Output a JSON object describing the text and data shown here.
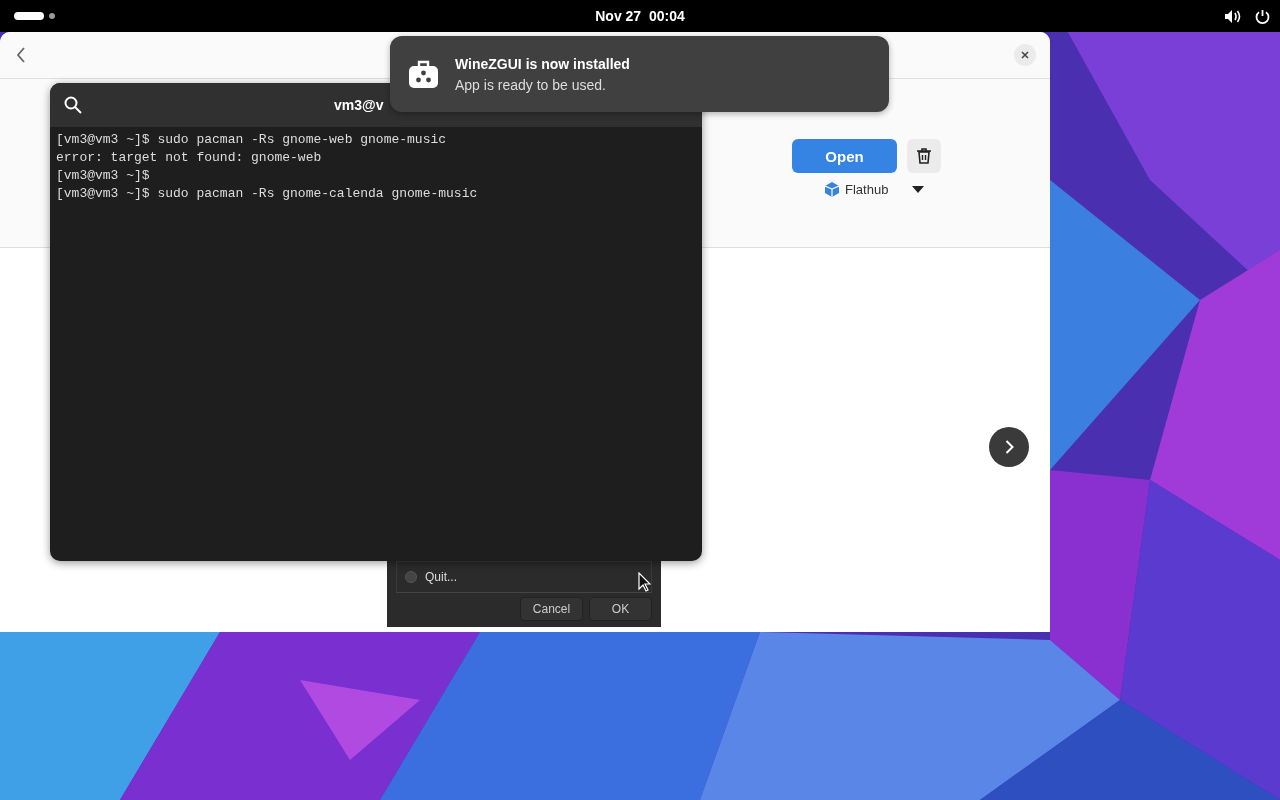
{
  "top_bar": {
    "clock": "Nov 27  00:04"
  },
  "software_window": {
    "open_button": "Open",
    "source": "Flathub"
  },
  "terminal": {
    "title": "vm3@v",
    "lines": [
      "[vm3@vm3 ~]$ sudo pacman -Rs gnome-web gnome-music",
      "error: target not found: gnome-web",
      "[vm3@vm3 ~]$",
      "[vm3@vm3 ~]$ sudo pacman -Rs gnome-calenda gnome-music"
    ]
  },
  "dialog": {
    "options": [
      {
        "label": "Quit...",
        "selected": false
      }
    ],
    "buttons": [
      "Cancel",
      "OK"
    ]
  },
  "notification": {
    "title": "WineZGUI is now installed",
    "body": "App is ready to be used."
  }
}
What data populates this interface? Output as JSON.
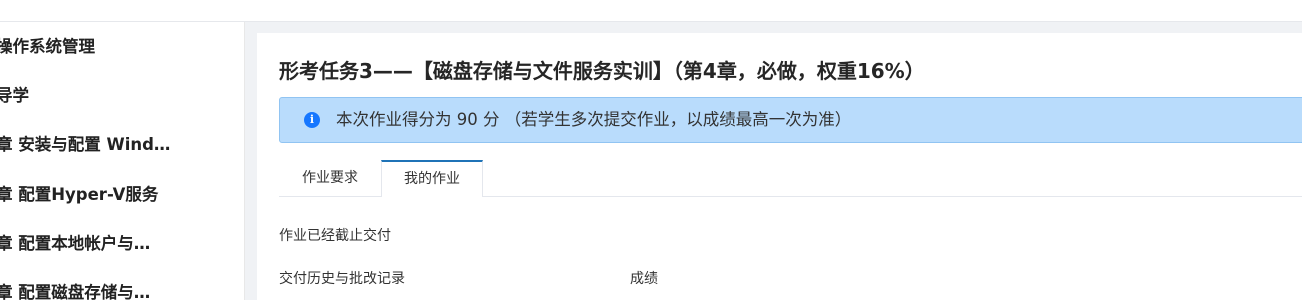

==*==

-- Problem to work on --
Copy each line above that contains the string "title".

-- Output for this exercise --
    "title": "vm3@v",
    "title": "WineZGUI is now installed",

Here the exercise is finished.